** Opening Entries supplied block **

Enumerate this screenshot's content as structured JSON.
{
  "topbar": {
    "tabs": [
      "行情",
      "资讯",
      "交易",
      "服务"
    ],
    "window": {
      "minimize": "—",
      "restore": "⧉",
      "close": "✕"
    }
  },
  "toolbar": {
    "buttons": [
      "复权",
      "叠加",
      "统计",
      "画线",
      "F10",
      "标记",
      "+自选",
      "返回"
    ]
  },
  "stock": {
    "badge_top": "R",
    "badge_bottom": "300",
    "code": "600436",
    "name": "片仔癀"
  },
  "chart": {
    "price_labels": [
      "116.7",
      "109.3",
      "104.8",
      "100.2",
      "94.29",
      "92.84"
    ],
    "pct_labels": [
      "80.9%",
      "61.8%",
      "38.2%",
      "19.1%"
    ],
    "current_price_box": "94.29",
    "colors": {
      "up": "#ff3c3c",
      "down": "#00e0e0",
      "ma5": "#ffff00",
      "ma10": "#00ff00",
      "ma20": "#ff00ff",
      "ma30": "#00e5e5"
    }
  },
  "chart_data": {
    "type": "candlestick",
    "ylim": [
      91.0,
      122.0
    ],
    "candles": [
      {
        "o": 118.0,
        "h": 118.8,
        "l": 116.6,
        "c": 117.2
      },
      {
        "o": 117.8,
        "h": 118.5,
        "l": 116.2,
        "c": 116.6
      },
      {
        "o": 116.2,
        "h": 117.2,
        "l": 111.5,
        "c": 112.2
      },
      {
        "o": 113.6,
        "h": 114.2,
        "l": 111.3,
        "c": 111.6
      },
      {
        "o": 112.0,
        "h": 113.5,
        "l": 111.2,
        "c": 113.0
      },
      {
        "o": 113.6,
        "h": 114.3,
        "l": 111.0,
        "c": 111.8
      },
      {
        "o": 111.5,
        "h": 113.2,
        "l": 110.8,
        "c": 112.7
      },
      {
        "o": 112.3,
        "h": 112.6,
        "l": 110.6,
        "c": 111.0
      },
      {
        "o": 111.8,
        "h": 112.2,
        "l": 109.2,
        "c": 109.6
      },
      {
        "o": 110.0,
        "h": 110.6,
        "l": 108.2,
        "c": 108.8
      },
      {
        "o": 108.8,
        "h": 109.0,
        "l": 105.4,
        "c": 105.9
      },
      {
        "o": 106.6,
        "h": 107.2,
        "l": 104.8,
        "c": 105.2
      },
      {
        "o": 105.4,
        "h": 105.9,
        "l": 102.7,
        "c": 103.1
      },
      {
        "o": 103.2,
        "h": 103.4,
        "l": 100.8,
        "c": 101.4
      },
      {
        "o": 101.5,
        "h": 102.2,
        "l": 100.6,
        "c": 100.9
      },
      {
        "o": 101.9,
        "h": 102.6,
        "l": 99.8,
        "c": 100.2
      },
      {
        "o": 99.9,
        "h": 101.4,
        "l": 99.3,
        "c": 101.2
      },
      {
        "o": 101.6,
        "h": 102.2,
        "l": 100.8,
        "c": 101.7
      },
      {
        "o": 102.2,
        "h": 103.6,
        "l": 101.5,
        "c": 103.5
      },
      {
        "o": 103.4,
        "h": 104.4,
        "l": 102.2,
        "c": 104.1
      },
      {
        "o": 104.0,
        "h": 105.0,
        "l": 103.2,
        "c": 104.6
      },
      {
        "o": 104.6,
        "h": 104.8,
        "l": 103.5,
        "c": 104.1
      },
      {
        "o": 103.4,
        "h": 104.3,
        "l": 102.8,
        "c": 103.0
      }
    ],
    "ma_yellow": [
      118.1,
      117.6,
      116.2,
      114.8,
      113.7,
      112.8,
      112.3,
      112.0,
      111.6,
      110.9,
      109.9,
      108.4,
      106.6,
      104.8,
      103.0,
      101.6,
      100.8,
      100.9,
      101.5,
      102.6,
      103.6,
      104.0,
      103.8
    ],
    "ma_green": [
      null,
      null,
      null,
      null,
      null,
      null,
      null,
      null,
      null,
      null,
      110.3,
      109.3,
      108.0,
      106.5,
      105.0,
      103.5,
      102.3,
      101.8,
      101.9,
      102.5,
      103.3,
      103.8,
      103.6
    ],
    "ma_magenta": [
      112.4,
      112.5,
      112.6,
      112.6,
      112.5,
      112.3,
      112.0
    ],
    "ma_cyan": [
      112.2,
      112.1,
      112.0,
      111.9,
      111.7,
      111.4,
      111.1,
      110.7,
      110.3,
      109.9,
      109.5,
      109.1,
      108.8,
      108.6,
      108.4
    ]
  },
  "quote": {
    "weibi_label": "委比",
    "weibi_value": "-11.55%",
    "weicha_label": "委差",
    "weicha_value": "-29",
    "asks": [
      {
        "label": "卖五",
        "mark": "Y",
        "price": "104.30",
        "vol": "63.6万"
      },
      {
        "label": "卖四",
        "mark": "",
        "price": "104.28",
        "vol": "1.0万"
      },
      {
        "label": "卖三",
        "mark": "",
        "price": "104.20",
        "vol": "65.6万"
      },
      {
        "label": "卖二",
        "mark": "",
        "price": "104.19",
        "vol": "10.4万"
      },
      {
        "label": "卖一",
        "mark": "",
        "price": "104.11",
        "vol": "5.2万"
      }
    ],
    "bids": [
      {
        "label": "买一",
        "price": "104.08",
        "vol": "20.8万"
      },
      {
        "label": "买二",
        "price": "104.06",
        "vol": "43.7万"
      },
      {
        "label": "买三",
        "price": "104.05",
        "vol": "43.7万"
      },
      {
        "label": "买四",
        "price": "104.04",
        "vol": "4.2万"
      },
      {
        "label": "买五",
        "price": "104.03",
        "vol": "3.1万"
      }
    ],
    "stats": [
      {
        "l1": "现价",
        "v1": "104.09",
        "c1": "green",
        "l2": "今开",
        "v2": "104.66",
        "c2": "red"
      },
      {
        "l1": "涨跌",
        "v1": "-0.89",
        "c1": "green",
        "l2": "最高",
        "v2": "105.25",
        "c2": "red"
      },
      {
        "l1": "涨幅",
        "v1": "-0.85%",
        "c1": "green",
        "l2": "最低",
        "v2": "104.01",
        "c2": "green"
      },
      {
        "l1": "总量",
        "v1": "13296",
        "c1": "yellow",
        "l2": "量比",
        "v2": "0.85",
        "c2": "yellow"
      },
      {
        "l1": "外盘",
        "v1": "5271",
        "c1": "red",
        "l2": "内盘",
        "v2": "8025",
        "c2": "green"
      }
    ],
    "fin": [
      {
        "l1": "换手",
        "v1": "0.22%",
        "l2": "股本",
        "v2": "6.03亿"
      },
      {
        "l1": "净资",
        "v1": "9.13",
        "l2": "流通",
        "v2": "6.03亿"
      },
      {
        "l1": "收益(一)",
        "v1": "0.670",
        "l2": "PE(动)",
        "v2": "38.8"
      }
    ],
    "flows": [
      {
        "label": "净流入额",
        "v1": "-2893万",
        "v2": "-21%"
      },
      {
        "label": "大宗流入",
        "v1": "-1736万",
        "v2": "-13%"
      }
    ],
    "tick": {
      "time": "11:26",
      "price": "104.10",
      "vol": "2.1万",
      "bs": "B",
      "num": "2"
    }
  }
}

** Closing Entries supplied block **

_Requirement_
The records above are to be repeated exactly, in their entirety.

_Result for this task_
Enumerate this screenshot's content as structured JSON.
{
  "topbar": {
    "tabs": [
      "行情",
      "资讯",
      "交易",
      "服务"
    ],
    "window": {
      "minimize": "—",
      "restore": "⧉",
      "close": "✕"
    }
  },
  "toolbar": {
    "buttons": [
      "复权",
      "叠加",
      "统计",
      "画线",
      "F10",
      "标记",
      "+自选",
      "返回"
    ]
  },
  "stock": {
    "badge_top": "R",
    "badge_bottom": "300",
    "code": "600436",
    "name": "片仔癀"
  },
  "chart": {
    "price_labels": [
      "116.7",
      "109.3",
      "104.8",
      "100.2",
      "94.29",
      "92.84"
    ],
    "pct_labels": [
      "80.9%",
      "61.8%",
      "38.2%",
      "19.1%"
    ],
    "current_price_box": "94.29",
    "colors": {
      "up": "#ff3c3c",
      "down": "#00e0e0",
      "ma5": "#ffff00",
      "ma10": "#00ff00",
      "ma20": "#ff00ff",
      "ma30": "#00e5e5"
    }
  },
  "chart_data": {
    "type": "candlestick",
    "ylim": [
      91.0,
      122.0
    ],
    "candles": [
      {
        "o": 118.0,
        "h": 118.8,
        "l": 116.6,
        "c": 117.2
      },
      {
        "o": 117.8,
        "h": 118.5,
        "l": 116.2,
        "c": 116.6
      },
      {
        "o": 116.2,
        "h": 117.2,
        "l": 111.5,
        "c": 112.2
      },
      {
        "o": 113.6,
        "h": 114.2,
        "l": 111.3,
        "c": 111.6
      },
      {
        "o": 112.0,
        "h": 113.5,
        "l": 111.2,
        "c": 113.0
      },
      {
        "o": 113.6,
        "h": 114.3,
        "l": 111.0,
        "c": 111.8
      },
      {
        "o": 111.5,
        "h": 113.2,
        "l": 110.8,
        "c": 112.7
      },
      {
        "o": 112.3,
        "h": 112.6,
        "l": 110.6,
        "c": 111.0
      },
      {
        "o": 111.8,
        "h": 112.2,
        "l": 109.2,
        "c": 109.6
      },
      {
        "o": 110.0,
        "h": 110.6,
        "l": 108.2,
        "c": 108.8
      },
      {
        "o": 108.8,
        "h": 109.0,
        "l": 105.4,
        "c": 105.9
      },
      {
        "o": 106.6,
        "h": 107.2,
        "l": 104.8,
        "c": 105.2
      },
      {
        "o": 105.4,
        "h": 105.9,
        "l": 102.7,
        "c": 103.1
      },
      {
        "o": 103.2,
        "h": 103.4,
        "l": 100.8,
        "c": 101.4
      },
      {
        "o": 101.5,
        "h": 102.2,
        "l": 100.6,
        "c": 100.9
      },
      {
        "o": 101.9,
        "h": 102.6,
        "l": 99.8,
        "c": 100.2
      },
      {
        "o": 99.9,
        "h": 101.4,
        "l": 99.3,
        "c": 101.2
      },
      {
        "o": 101.6,
        "h": 102.2,
        "l": 100.8,
        "c": 101.7
      },
      {
        "o": 102.2,
        "h": 103.6,
        "l": 101.5,
        "c": 103.5
      },
      {
        "o": 103.4,
        "h": 104.4,
        "l": 102.2,
        "c": 104.1
      },
      {
        "o": 104.0,
        "h": 105.0,
        "l": 103.2,
        "c": 104.6
      },
      {
        "o": 104.6,
        "h": 104.8,
        "l": 103.5,
        "c": 104.1
      },
      {
        "o": 103.4,
        "h": 104.3,
        "l": 102.8,
        "c": 103.0
      }
    ],
    "ma_yellow": [
      118.1,
      117.6,
      116.2,
      114.8,
      113.7,
      112.8,
      112.3,
      112.0,
      111.6,
      110.9,
      109.9,
      108.4,
      106.6,
      104.8,
      103.0,
      101.6,
      100.8,
      100.9,
      101.5,
      102.6,
      103.6,
      104.0,
      103.8
    ],
    "ma_green": [
      null,
      null,
      null,
      null,
      null,
      null,
      null,
      null,
      null,
      null,
      110.3,
      109.3,
      108.0,
      106.5,
      105.0,
      103.5,
      102.3,
      101.8,
      101.9,
      102.5,
      103.3,
      103.8,
      103.6
    ],
    "ma_magenta": [
      112.4,
      112.5,
      112.6,
      112.6,
      112.5,
      112.3,
      112.0
    ],
    "ma_cyan": [
      112.2,
      112.1,
      112.0,
      111.9,
      111.7,
      111.4,
      111.1,
      110.7,
      110.3,
      109.9,
      109.5,
      109.1,
      108.8,
      108.6,
      108.4
    ]
  },
  "quote": {
    "weibi_label": "委比",
    "weibi_value": "-11.55%",
    "weicha_label": "委差",
    "weicha_value": "-29",
    "asks": [
      {
        "label": "卖五",
        "mark": "Y",
        "price": "104.30",
        "vol": "63.6万"
      },
      {
        "label": "卖四",
        "mark": "",
        "price": "104.28",
        "vol": "1.0万"
      },
      {
        "label": "卖三",
        "mark": "",
        "price": "104.20",
        "vol": "65.6万"
      },
      {
        "label": "卖二",
        "mark": "",
        "price": "104.19",
        "vol": "10.4万"
      },
      {
        "label": "卖一",
        "mark": "",
        "price": "104.11",
        "vol": "5.2万"
      }
    ],
    "bids": [
      {
        "label": "买一",
        "price": "104.08",
        "vol": "20.8万"
      },
      {
        "label": "买二",
        "price": "104.06",
        "vol": "43.7万"
      },
      {
        "label": "买三",
        "price": "104.05",
        "vol": "43.7万"
      },
      {
        "label": "买四",
        "price": "104.04",
        "vol": "4.2万"
      },
      {
        "label": "买五",
        "price": "104.03",
        "vol": "3.1万"
      }
    ],
    "stats": [
      {
        "l1": "现价",
        "v1": "104.09",
        "c1": "green",
        "l2": "今开",
        "v2": "104.66",
        "c2": "red"
      },
      {
        "l1": "涨跌",
        "v1": "-0.89",
        "c1": "green",
        "l2": "最高",
        "v2": "105.25",
        "c2": "red"
      },
      {
        "l1": "涨幅",
        "v1": "-0.85%",
        "c1": "green",
        "l2": "最低",
        "v2": "104.01",
        "c2": "green"
      },
      {
        "l1": "总量",
        "v1": "13296",
        "c1": "yellow",
        "l2": "量比",
        "v2": "0.85",
        "c2": "yellow"
      },
      {
        "l1": "外盘",
        "v1": "5271",
        "c1": "red",
        "l2": "内盘",
        "v2": "8025",
        "c2": "green"
      }
    ],
    "fin": [
      {
        "l1": "换手",
        "v1": "0.22%",
        "l2": "股本",
        "v2": "6.03亿"
      },
      {
        "l1": "净资",
        "v1": "9.13",
        "l2": "流通",
        "v2": "6.03亿"
      },
      {
        "l1": "收益(一)",
        "v1": "0.670",
        "l2": "PE(动)",
        "v2": "38.8"
      }
    ],
    "flows": [
      {
        "label": "净流入额",
        "v1": "-2893万",
        "v2": "-21%"
      },
      {
        "label": "大宗流入",
        "v1": "-1736万",
        "v2": "-13%"
      }
    ],
    "tick": {
      "time": "11:26",
      "price": "104.10",
      "vol": "2.1万",
      "bs": "B",
      "num": "2"
    }
  }
}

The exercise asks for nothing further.